Prolactinomas occur most commonly in people under age 40. They are about five times more common in women than men, but are rare in children.
At least half of all prolactinomas are very small (less than 1 cm or 3/8 of an inch in diameter). These microprolactinomas are more common in women. Many small tumors remain small and never get larger.
Larger tumors, called macroprolactinomas, are more common in men. Prolactinomas in men tend to occur at an older age and can grow to a large size before any symptoms appear.
- Abnormal milk flow from the breast in a woman who is not pregnant or nursing (galactorrhea)
- Breast tenderness
- Decreased sexual interest
Stopping of menstruation not related to menopause
- Vision changes
Symptoms caused by pressure from a larger tumor may include:
- Nasal drainage
- Nausea and vomiting
- Problems with the sense of smell
- Vision changes
Note: There may be no symptoms, particularly in men.
Not everyone needs treatment for prolactinoma.
Medication is usually successful in treating prolactinoma. Surgery is done in some cases where the tumor may damage vision.
In women, treatment can improve:
- Irregular menstruation
- Loss of sexual interest

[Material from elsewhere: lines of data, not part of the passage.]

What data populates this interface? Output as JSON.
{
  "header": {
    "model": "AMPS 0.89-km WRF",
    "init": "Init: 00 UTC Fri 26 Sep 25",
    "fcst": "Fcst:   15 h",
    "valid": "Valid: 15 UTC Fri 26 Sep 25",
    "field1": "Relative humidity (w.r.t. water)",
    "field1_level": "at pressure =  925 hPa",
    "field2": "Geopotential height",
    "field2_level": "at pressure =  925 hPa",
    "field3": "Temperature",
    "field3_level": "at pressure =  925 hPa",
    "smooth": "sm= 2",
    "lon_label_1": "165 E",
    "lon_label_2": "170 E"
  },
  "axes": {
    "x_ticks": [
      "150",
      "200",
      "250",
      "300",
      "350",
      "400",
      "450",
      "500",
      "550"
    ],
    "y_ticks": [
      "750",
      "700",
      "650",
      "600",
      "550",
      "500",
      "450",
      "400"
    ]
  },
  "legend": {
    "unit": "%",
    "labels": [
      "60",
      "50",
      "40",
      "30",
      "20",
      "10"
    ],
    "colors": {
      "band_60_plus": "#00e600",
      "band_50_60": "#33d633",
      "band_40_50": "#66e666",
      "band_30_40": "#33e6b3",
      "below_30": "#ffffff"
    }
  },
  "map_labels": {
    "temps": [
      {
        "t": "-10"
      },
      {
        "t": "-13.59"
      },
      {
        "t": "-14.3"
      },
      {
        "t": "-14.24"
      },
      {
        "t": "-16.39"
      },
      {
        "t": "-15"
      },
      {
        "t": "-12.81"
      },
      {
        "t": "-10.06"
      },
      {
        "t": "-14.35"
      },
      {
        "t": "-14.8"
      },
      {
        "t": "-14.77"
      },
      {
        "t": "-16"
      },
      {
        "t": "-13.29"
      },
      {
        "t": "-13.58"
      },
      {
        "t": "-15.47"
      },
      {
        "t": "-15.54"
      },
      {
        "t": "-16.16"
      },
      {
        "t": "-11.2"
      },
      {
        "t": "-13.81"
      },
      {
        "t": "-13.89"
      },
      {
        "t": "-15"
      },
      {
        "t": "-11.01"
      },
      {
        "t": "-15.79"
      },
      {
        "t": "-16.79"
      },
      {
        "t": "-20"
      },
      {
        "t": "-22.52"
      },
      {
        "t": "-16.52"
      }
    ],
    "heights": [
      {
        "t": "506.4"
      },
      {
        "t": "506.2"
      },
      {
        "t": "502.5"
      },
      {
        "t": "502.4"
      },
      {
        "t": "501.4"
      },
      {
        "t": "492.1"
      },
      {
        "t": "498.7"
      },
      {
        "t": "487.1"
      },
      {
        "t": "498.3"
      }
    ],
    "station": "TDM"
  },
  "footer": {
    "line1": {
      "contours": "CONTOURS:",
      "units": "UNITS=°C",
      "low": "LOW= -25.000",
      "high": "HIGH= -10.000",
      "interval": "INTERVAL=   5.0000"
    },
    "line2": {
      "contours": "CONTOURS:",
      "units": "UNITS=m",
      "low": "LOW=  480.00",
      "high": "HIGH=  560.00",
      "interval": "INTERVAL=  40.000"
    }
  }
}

- Milk flow not related to childbirth or nursing
Men should be treated when they have:
- Decreased sexual drive
Large prolactinomas generally must be treated to prevent vision loss.
Bromocriptine and cabergoline are drugs that reduce prolactin levels in both men and women. They usually must be taken for life. If the drug is stopped, the tumor may grow and produce prolactin again, especially if it is a large tumor. Most people respond well to these drugs, although large prolactinomas are more difficult to treat. Both drugs may cause dizziness and upset stomach.
Using bromocriptine over time can reduce the chance of being cured by removing the tumor. Therefore, if surgery is needed, it is best to remove the tumor during the first 6 months of using this drug.
Radiotherapy with conventional radiation or gamma knife is usually reserved for patients with prolactinoma that continues or gets worse after both medication and surgery.
The outlook depends on the success of medical therapy or surgery. Tests to check whether the tumor has returned after treatment are important.
If untreated, a growing tumor can press on the optic nerves and cause:
- Double vision
- Permanent vision loss
Calling your health care provider:
See your health care provider if you have any symptoms of prolactinoma.
If you have had a prolactinoma in the past, call your health care provider if the symptoms return.
Melmed S, Kleinberg D. Anterior pituitary. In: Kronenberg HM, Melmed S, Polonsky KS, Larsen PR, eds. Williams Textbook of Endocrinology. Philadelphia, PA: Saunders Elsevier; 2008:chap 8.